The last part of this display was “Born in Africa, Buried in the French Quarter?” This concerned the recent excavation of New Orleans’ oldest formal graveyard, the St. Peter Street cemetery, which held some of the city’s first African residents among the approximately 8,000 people interred. The cemetery was in use ca. 1718–late 1700s. Four photographs documented the removal of coffins. On April 18, 2015, there was a ceremony to mark the re-interment of St. Peter Street remains in New Orleans’ Saint Louis Cemetery No. 1. In the case were examples of small artifacts, such as pottery shards and cowrie shells, recovered from Madame John’s Legacy, a property of the Louisiana State Museum, in New Orleans’ French Quarter. There were also pieces of ‘colono-type’ wares from the East Coast, reflecting the city’s Colonial population, as well as industrially-manufactured pottery from England. The transfer-printed platter, serving bowl, and smaller bowl came from a privy in the 1860s on St. Peter Street.

These three vignettes about local ties to international history effectively deepened the already chronologically and geographically broad context of Kongo Across the Waters, a remarkably ambitious, landmark exhibition full of high-quality works. The display of these pieces, many never before seen in the United States, was gracious and attractive although less dynamic than it might have been.

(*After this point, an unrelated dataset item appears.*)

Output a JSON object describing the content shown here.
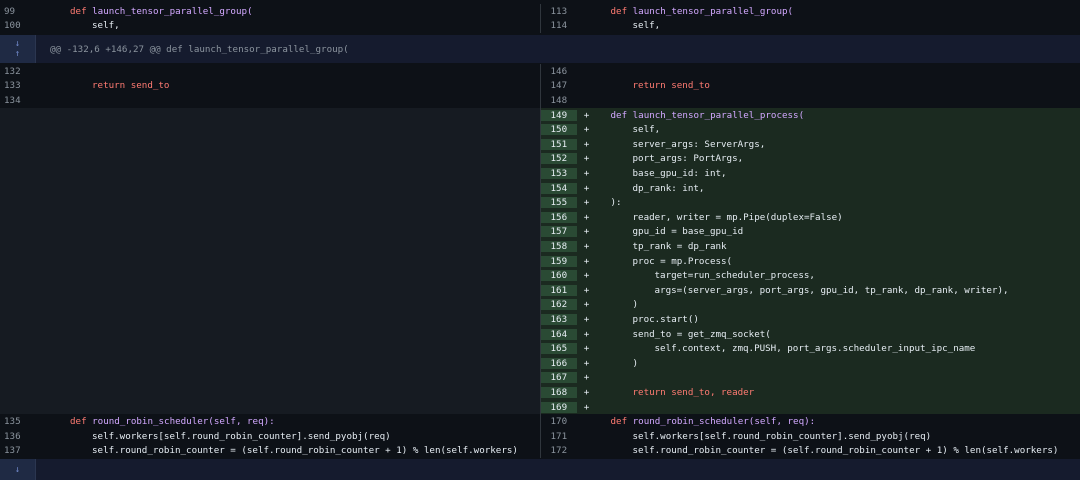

The accessible labels allowed viewers to grasp the significance of five centuries of Kongo culture and history and their enduring legacies in the Americas.

There has been a recent surge in scholarship about Kongo culture, both in terms of publications and highly visible, large-scale exhibitions. In December 2014, Cécile Fromont published The Art of Conversion: Christian Visual Culture in the Kingdom of Kongo (Chapel Hill, NC: University of North Carolina Press) for the Omohundro Institute of Early American History and Culture at Williamsburg, Virginia. It concerns Catholic Kongo between the sixteenth and nineteenth centuries. In 2013, Bárbaro Martínez-Ruiz produced Kongo Graphic Writing and Other Narratives of the Sign (Philadelphia: Temple University Press), which traces the history and development of visual traditions in the Kongo religions of Africa and Cuba. This fall, the Metropolitan Museum of Art will mount Kongo: Power and Majesty (September 18, 2015–January 3, 2016) with a catalogue. Like the show in New Orleans, this exhibition will feature a 500-year span of art with many international loans. While it will not concern Kongo culture in the Americas, there will be much new information, including conservators’ analyses of textiles, woodcarvings, and other material. Thus, Kongo Across the Waters was a timely and significant exhibition, especially given its opening coinciding with the 500th anniversary of the arrival of the first free Africans in North America. One only wishes the tour had been more national, going further across the United States than the South and East coast.

Theresa Leininger-Miller
Associate Professor, Art History
University of Cincinnati